Flowers have long been a staple of international cuisines. Consider dried lavender blossoms in herbes de Provence or Iranian rice pudding scented with rose water. But recently, floral concoctions and aromatic blossoms have moved out of the kitchen and behind the bar, where they are deployed as much for their delicate flavors as their visual appeal.
— From How to Sip a Flower Garden at the New York Times, with thanks to Marietta for the link!
Thanks for the link. Me, I kind of like the sound of “spending gauzy afternoons threading tiny daisy necklaces while the Mamas and the Papas play softly on the stereo.” Cocktails entirely optional.
LOL…that didn’t sound so bad to me either! But I’d also take a lavender mojito, quite happily.
Yes the lavander mojito sounds really yum.
I’m a bartender and I did at one point try and convince the owners of my restaurant to put a rose martini on the menu. An Iranian cutomer of ours had given us some sadaf rose and orange blossom syrups.
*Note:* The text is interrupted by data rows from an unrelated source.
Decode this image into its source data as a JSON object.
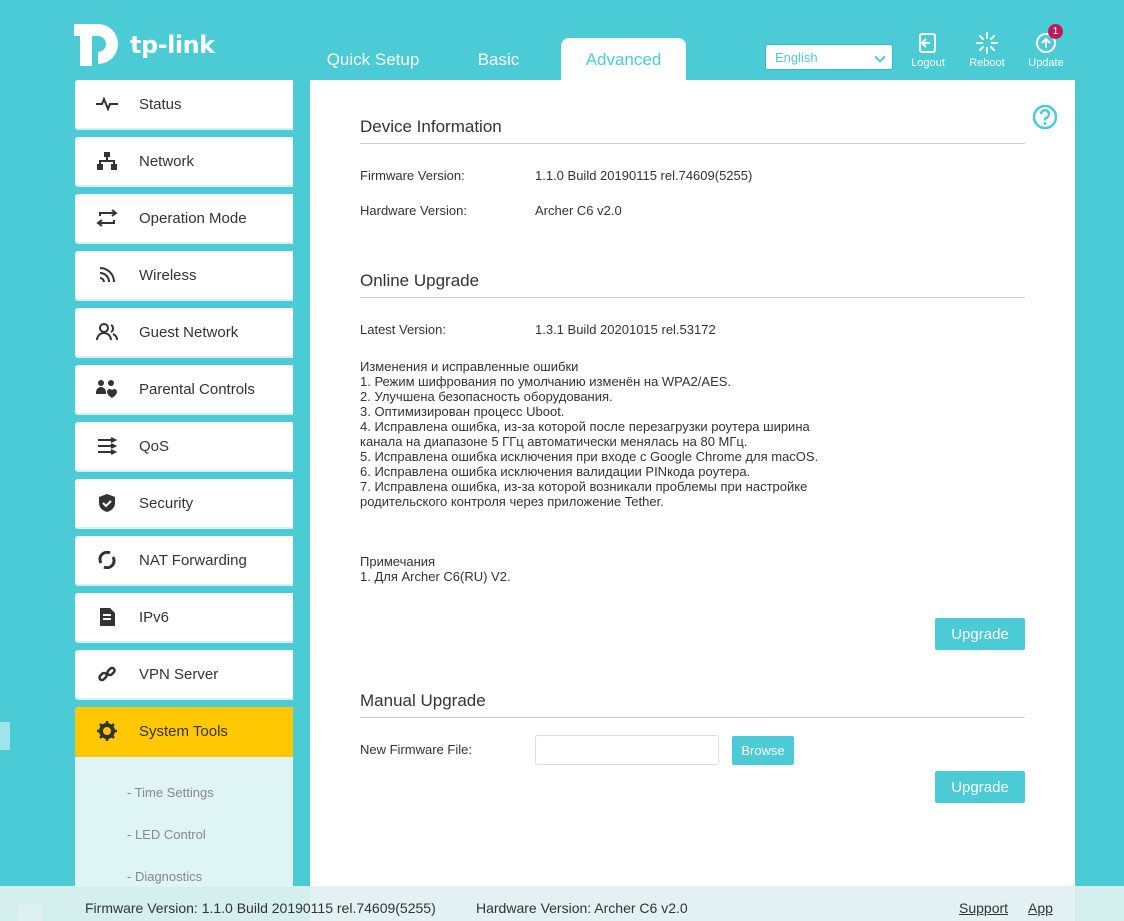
{
  "brand": {
    "name": "tp-link"
  },
  "topnav": {
    "tabs": [
      {
        "label": "Quick Setup"
      },
      {
        "label": "Basic"
      },
      {
        "label": "Advanced"
      }
    ]
  },
  "language": {
    "selected": "English"
  },
  "header_buttons": {
    "logout": "Logout",
    "reboot": "Reboot",
    "update": "Update",
    "update_badge": "1"
  },
  "sidebar": {
    "items": [
      {
        "label": "Status",
        "icon": "pulse-icon"
      },
      {
        "label": "Network",
        "icon": "network-icon"
      },
      {
        "label": "Operation Mode",
        "icon": "switch-mode-icon"
      },
      {
        "label": "Wireless",
        "icon": "wifi-icon"
      },
      {
        "label": "Guest Network",
        "icon": "guest-users-icon"
      },
      {
        "label": "Parental Controls",
        "icon": "parental-icon"
      },
      {
        "label": "QoS",
        "icon": "qos-icon"
      },
      {
        "label": "Security",
        "icon": "shield-icon"
      },
      {
        "label": "NAT Forwarding",
        "icon": "nat-icon"
      },
      {
        "label": "IPv6",
        "icon": "ipv6-icon"
      },
      {
        "label": "VPN Server",
        "icon": "link-icon"
      },
      {
        "label": "System Tools",
        "icon": "gear-icon"
      }
    ],
    "submenu": [
      "- Time Settings",
      "- LED Control",
      "- Diagnostics"
    ]
  },
  "device_info": {
    "title": "Device Information",
    "firmware_label": "Firmware Version:",
    "firmware_value": "1.1.0 Build 20190115 rel.74609(5255)",
    "hardware_label": "Hardware Version:",
    "hardware_value": "Archer C6 v2.0"
  },
  "online_upgrade": {
    "title": "Online Upgrade",
    "latest_label": "Latest Version:",
    "latest_value": "1.3.1 Build 20201015 rel.53172",
    "changes": [
      "Изменения и исправленные ошибки",
      "1. Режим шифрования по умолчанию изменён на WPA2/AES.",
      "2. Улучшена безопасность оборудования.",
      "3. Оптимизирован процесс Uboot.",
      "4. Исправлена ошибка, из-за которой после перезагрузки роутера ширина",
      "канала на диапазоне 5 ГГц автоматически менялась на 80 МГц.",
      "5. Исправлена ошибка исключения при входе с Google Chrome для macOS.",
      "6. Исправлена ошибка исключения валидации PINкода роутера.",
      "7. Исправлена ошибка, из-за которой возникали проблемы при настройке",
      "родительского контроля через приложение Tether."
    ],
    "notes": [
      "Примечания",
      "1. Для Archer C6(RU) V2."
    ],
    "upgrade_button": "Upgrade"
  },
  "manual_upgrade": {
    "title": "Manual Upgrade",
    "file_label": "New Firmware File:",
    "file_value": "",
    "browse_button": "Browse",
    "upgrade_button": "Upgrade"
  },
  "footer": {
    "firmware": "Firmware Version: 1.1.0 Build 20190115 rel.74609(5255)",
    "hardware": "Hardware Version: Archer C6 v2.0",
    "support": "Support",
    "app": "App"
  },
  "colors": {
    "accent": "#4acbd6",
    "active_menu": "#ffc800",
    "badge": "#c0185a"
  }
}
The Iranians make a delicious and refreshing non-alcoholic drink with this stuff and cucumber called “gol-ab” which means “flower water.” The rose martini was just the rose syrup, simple syrup, vodka, a little GM and pomegranate juice as I recall. It was pretty good but the owners didn’t think it would sell so it never made it to the menu.
Oh, too bad — that sounds so lovely!
Minnie, can’t you make it an off-the-menu-special? Ask if its possible because it sounds amazing.
I keep a bottle of Orange Blossom flower water in my fridge for cooking (bought at Faicco’s on Bleecker in NYC – best sausage in the US!), and love to take it out and sniff/daub once in a while.
Minnie, that sounds fantastic. My friends don’t get the edible flower thing. They actually thought it strange, and not in a good way, when I suggested trying to make candied violets for a salad, added rose water to baklava or busted out a box of Turkish Delight for them to try. I just shrugged since that just meant more for me. But I love floral teas and think a lavender mojito would be perfect on a hot summer night. lol I just thought of that scene from Gone With the Wind when Scarlett swigs some perfume to disguise the fact that she’d been drinking.
I drink lots of floral teas too, and esp. love rose in green tea.
That St.-Germain elderflower liqueur is really tasty in cocktails. I should try to find a place to get one.
I should try to come up with a cocktail using the bottle of rosewater I own (a lifetime supply)… maybe with Hendrick’s gin and sodawater.
What does the elderflower liqueur taste like?
Minnie: Like elderflower.
Just kidding, really… I only had it in a mixed cocktail once, not by itself, but it was delicious. I’ve noticed cocktails using it on several menus in the last year or so, so I can vouch for what the article says about it being a trendy bar item recently.
I looked up on wikipedia about floral and herbacious liqueurs and it was pretty interesting. My only concern is that things like elderflower are slightly toxic . . . I’m sure you would have to have an insane amount to bother, but it still makes me feel funny about it. On the other hand alcohol in itself is toxic. Toxic but delicious. Hmmm . . .
Toxic can be good sometimes.
And here are some others to play with (they’re mentioned in the article):
interesting. Have you tried any of those?
No, but would love to.